** Opening The records block **

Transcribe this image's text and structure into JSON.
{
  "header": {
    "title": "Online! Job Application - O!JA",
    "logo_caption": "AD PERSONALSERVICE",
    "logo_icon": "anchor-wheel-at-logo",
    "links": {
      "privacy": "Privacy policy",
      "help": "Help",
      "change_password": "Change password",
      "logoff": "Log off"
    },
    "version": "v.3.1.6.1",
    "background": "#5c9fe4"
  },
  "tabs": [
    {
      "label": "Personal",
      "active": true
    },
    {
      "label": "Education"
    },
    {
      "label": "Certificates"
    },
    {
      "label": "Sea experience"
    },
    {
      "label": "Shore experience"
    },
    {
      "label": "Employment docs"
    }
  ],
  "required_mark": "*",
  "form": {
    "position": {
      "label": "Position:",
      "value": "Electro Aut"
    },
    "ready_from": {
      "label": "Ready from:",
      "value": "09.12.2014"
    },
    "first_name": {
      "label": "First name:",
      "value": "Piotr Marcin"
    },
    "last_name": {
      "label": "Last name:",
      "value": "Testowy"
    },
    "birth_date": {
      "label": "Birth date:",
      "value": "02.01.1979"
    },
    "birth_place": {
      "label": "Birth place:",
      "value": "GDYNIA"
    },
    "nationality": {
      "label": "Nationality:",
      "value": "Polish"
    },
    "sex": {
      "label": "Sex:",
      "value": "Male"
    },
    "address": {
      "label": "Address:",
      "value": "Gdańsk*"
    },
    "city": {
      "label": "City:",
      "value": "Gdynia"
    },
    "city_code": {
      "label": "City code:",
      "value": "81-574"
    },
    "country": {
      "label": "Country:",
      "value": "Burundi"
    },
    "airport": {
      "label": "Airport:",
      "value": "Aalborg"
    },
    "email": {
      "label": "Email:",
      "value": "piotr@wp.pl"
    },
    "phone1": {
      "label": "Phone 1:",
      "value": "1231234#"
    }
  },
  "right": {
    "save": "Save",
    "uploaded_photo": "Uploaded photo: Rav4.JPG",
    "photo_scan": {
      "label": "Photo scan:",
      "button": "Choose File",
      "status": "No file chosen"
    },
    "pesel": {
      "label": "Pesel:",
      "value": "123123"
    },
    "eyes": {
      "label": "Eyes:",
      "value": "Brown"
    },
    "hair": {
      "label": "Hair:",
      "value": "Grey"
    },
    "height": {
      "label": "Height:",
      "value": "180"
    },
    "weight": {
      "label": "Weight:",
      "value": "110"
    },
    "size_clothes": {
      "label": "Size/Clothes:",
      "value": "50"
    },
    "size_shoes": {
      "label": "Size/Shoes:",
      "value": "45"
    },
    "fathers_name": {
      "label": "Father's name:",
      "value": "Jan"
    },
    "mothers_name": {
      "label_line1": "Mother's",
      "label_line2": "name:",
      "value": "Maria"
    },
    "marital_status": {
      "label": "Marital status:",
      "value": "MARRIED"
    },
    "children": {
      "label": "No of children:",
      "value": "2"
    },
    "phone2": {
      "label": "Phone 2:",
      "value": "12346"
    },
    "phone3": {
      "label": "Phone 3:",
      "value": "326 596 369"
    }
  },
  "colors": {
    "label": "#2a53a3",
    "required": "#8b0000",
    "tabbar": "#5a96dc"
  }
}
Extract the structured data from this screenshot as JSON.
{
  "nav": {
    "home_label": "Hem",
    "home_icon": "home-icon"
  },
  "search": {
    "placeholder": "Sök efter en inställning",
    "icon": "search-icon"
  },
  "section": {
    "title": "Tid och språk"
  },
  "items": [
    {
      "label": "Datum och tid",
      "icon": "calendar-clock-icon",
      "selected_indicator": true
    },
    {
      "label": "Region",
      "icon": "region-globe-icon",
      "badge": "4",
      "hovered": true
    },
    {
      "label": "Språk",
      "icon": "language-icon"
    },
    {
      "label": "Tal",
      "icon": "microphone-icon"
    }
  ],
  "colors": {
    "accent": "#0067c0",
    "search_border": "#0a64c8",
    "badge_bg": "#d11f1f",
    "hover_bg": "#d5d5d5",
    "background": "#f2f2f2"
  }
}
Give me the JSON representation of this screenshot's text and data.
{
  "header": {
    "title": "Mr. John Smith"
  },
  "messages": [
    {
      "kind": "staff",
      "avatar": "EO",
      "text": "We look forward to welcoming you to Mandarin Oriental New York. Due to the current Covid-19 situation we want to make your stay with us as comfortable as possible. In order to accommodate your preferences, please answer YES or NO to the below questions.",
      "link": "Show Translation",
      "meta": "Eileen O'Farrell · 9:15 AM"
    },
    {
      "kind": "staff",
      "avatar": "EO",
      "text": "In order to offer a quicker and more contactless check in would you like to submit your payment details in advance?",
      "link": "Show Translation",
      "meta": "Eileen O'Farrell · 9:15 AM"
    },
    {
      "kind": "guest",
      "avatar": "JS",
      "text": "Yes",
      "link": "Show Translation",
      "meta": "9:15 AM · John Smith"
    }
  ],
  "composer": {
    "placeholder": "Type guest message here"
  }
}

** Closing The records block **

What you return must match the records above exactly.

The answer:
Transcribe this image's text and structure into JSON.
{
  "header": {
    "title": "Online! Job Application - O!JA",
    "logo_caption": "AD PERSONALSERVICE",
    "logo_icon": "anchor-wheel-at-logo",
    "links": {
      "privacy": "Privacy policy",
      "help": "Help",
      "change_password": "Change password",
      "logoff": "Log off"
    },
    "version": "v.3.1.6.1",
    "background": "#5c9fe4"
  },
  "tabs": [
    {
      "label": "Personal",
      "active": true
    },
    {
      "label": "Education"
    },
    {
      "label": "Certificates"
    },
    {
      "label": "Sea experience"
    },
    {
      "label": "Shore experience"
    },
    {
      "label": "Employment docs"
    }
  ],
  "required_mark": "*",
  "form": {
    "position": {
      "label": "Position:",
      "value": "Electro Aut"
    },
    "ready_from": {
      "label": "Ready from:",
      "value": "09.12.2014"
    },
    "first_name": {
      "label": "First name:",
      "value": "Piotr Marcin"
    },
    "last_name": {
      "label": "Last name:",
      "value": "Testowy"
    },
    "birth_date": {
      "label": "Birth date:",
      "value": "02.01.1979"
    },
    "birth_place": {
      "label": "Birth place:",
      "value": "GDYNIA"
    },
    "nationality": {
      "label": "Nationality:",
      "value": "Polish"
    },
    "sex": {
      "label": "Sex:",
      "value": "Male"
    },
    "address": {
      "label": "Address:",
      "value": "Gdańsk*"
    },
    "city": {
      "label": "City:",
      "value": "Gdynia"
    },
    "city_code": {
      "label": "City code:",
      "value": "81-574"
    },
    "country": {
      "label": "Country:",
      "value": "Burundi"
    },
    "airport": {
      "label": "Airport:",
      "value": "Aalborg"
    },
    "email": {
      "label": "Email:",
      "value": "piotr@wp.pl"
    },
    "phone1": {
      "label": "Phone 1:",
      "value": "1231234#"
    }
  },
  "right": {
    "save": "Save",
    "uploaded_photo": "Uploaded photo: Rav4.JPG",
    "photo_scan": {
      "label": "Photo scan:",
      "button": "Choose File",
      "status": "No file chosen"
    },
    "pesel": {
      "label": "Pesel:",
      "value": "123123"
    },
    "eyes": {
      "label": "Eyes:",
      "value": "Brown"
    },
    "hair": {
      "label": "Hair:",
      "value": "Grey"
    },
    "height": {
      "label": "Height:",
      "value": "180"
    },
    "weight": {
      "label": "Weight:",
      "value": "110"
    },
    "size_clothes": {
      "label": "Size/Clothes:",
      "value": "50"
    },
    "size_shoes": {
      "label": "Size/Shoes:",
      "value": "45"
    },
    "fathers_name": {
      "label": "Father's name:",
      "value": "Jan"
    },
    "mothers_name": {
      "label_line1": "Mother's",
      "label_line2": "name:",
      "value": "Maria"
    },
    "marital_status": {
      "label": "Marital status:",
      "value": "MARRIED"
    },
    "children": {
      "label": "No of children:",
      "value": "2"
    },
    "phone2": {
      "label": "Phone 2:",
      "value": "12346"
    },
    "phone3": {
      "label": "Phone 3:",
      "value": "326 596 369"
    }
  },
  "colors": {
    "label": "#2a53a3",
    "required": "#8b0000",
    "tabbar": "#5a96dc"
  }
}
Extract the structured data from this screenshot as JSON.
{
  "nav": {
    "home_label": "Hem",
    "home_icon": "home-icon"
  },
  "search": {
    "placeholder": "Sök efter en inställning",
    "icon": "search-icon"
  },
  "section": {
    "title": "Tid och språk"
  },
  "items": [
    {
      "label": "Datum och tid",
      "icon": "calendar-clock-icon",
      "selected_indicator": true
    },
    {
      "label": "Region",
      "icon": "region-globe-icon",
      "badge": "4",
      "hovered": true
    },
    {
      "label": "Språk",
      "icon": "language-icon"
    },
    {
      "label": "Tal",
      "icon": "microphone-icon"
    }
  ],
  "colors": {
    "accent": "#0067c0",
    "search_border": "#0a64c8",
    "badge_bg": "#d11f1f",
    "hover_bg": "#d5d5d5",
    "background": "#f2f2f2"
  }
}
Give me the JSON representation of this screenshot's text and data.
{
  "header": {
    "title": "Mr. John Smith"
  },
  "messages": [
    {
      "kind": "staff",
      "avatar": "EO",
      "text": "We look forward to welcoming you to Mandarin Oriental New York. Due to the current Covid-19 situation we want to make your stay with us as comfortable as possible. In order to accommodate your preferences, please answer YES or NO to the below questions.",
      "link": "Show Translation",
      "meta": "Eileen O'Farrell · 9:15 AM"
    },
    {
      "kind": "staff",
      "avatar": "EO",
      "text": "In order to offer a quicker and more contactless check in would you like to submit your payment details in advance?",
      "link": "Show Translation",
      "meta": "Eileen O'Farrell · 9:15 AM"
    },
    {
      "kind": "guest",
      "avatar": "JS",
      "text": "Yes",
      "link": "Show Translation",
      "meta": "9:15 AM · John Smith"
    }
  ],
  "composer": {
    "placeholder": "Type guest message here"
  }
}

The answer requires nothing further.